--- Task instructions ---
The records below must be copied in full; omit the images.

--- Material provided ---
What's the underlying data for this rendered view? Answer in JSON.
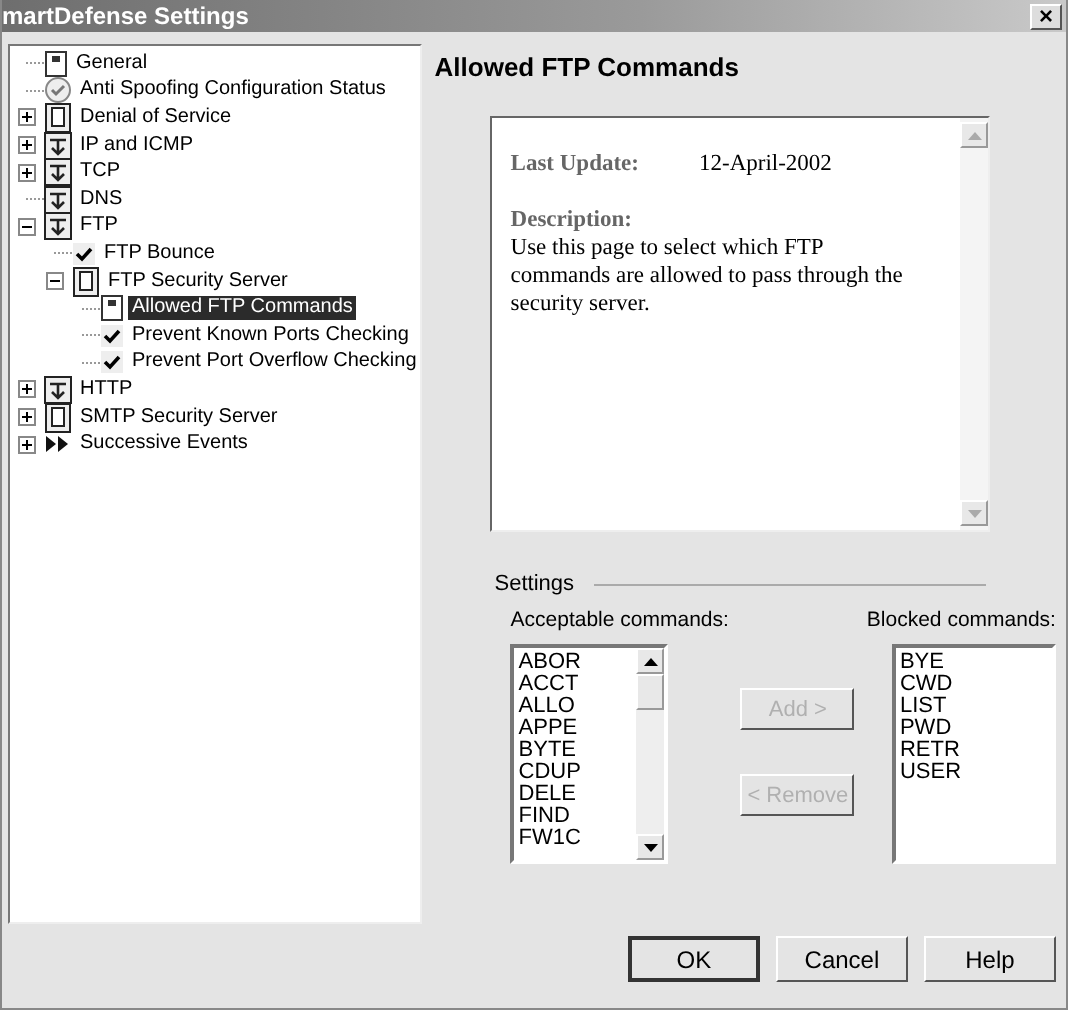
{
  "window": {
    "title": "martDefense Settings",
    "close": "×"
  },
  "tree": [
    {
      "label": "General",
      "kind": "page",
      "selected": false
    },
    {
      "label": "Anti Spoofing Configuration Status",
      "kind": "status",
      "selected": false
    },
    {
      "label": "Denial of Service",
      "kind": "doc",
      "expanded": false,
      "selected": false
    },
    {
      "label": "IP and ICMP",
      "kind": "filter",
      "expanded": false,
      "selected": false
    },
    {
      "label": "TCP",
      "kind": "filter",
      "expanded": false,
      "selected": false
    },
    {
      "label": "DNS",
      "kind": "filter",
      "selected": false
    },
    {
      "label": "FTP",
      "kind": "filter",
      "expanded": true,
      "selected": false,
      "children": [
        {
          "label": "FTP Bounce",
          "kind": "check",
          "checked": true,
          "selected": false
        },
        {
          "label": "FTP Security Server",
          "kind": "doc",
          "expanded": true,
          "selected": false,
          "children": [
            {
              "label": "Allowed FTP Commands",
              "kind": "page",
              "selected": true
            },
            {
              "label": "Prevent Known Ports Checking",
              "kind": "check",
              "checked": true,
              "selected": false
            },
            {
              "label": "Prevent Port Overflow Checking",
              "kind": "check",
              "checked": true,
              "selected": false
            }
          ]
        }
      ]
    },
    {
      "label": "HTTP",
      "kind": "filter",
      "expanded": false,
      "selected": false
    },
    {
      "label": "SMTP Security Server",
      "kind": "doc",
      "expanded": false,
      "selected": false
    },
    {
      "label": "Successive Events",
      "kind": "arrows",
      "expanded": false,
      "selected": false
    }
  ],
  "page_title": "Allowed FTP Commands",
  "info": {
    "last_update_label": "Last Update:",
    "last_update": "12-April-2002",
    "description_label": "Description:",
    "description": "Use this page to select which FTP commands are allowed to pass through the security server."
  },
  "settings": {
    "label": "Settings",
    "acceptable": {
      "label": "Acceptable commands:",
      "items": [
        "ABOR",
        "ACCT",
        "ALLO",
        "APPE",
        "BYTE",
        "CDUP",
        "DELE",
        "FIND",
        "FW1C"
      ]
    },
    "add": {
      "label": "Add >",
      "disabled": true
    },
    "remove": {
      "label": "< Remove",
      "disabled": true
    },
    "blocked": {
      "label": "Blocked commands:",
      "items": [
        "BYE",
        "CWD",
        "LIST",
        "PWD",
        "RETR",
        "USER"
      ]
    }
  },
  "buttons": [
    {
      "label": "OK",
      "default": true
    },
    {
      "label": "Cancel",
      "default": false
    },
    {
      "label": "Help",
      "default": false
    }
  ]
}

--- Result below ---
What's the underlying data for this rendered view? Answer in JSON.
{
  "window": {
    "title": "martDefense Settings",
    "close": "×"
  },
  "tree": [
    {
      "label": "General",
      "kind": "page",
      "selected": false
    },
    {
      "label": "Anti Spoofing Configuration Status",
      "kind": "status",
      "selected": false
    },
    {
      "label": "Denial of Service",
      "kind": "doc",
      "expanded": false,
      "selected": false
    },
    {
      "label": "IP and ICMP",
      "kind": "filter",
      "expanded": false,
      "selected": false
    },
    {
      "label": "TCP",
      "kind": "filter",
      "expanded": false,
      "selected": false
    },
    {
      "label": "DNS",
      "kind": "filter",
      "selected": false
    },
    {
      "label": "FTP",
      "kind": "filter",
      "expanded": true,
      "selected": false,
      "children": [
        {
          "label": "FTP Bounce",
          "kind": "check",
          "checked": true,
          "selected": false
        },
        {
          "label": "FTP Security Server",
          "kind": "doc",
          "expanded": true,
          "selected": false,
          "children": [
            {
              "label": "Allowed FTP Commands",
              "kind": "page",
              "selected": true
            },
            {
              "label": "Prevent Known Ports Checking",
              "kind": "check",
              "checked": true,
              "selected": false
            },
            {
              "label": "Prevent Port Overflow Checking",
              "kind": "check",
              "checked": true,
              "selected": false
            }
          ]
        }
      ]
    },
    {
      "label": "HTTP",
      "kind": "filter",
      "expanded": false,
      "selected": false
    },
    {
      "label": "SMTP Security Server",
      "kind": "doc",
      "expanded": false,
      "selected": false
    },
    {
      "label": "Successive Events",
      "kind": "arrows",
      "expanded": false,
      "selected": false
    }
  ],
  "page_title": "Allowed FTP Commands",
  "info": {
    "last_update_label": "Last Update:",
    "last_update": "12-April-2002",
    "description_label": "Description:",
    "description": "Use this page to select which FTP commands are allowed to pass through the security server."
  },
  "settings": {
    "label": "Settings",
    "acceptable": {
      "label": "Acceptable commands:",
      "items": [
        "ABOR",
        "ACCT",
        "ALLO",
        "APPE",
        "BYTE",
        "CDUP",
        "DELE",
        "FIND",
        "FW1C"
      ]
    },
    "add": {
      "label": "Add >",
      "disabled": true
    },
    "remove": {
      "label": "< Remove",
      "disabled": true
    },
    "blocked": {
      "label": "Blocked commands:",
      "items": [
        "BYE",
        "CWD",
        "LIST",
        "PWD",
        "RETR",
        "USER"
      ]
    }
  },
  "buttons": [
    {
      "label": "OK",
      "default": true
    },
    {
      "label": "Cancel",
      "default": false
    },
    {
      "label": "Help",
      "default": false
    }
  ]
}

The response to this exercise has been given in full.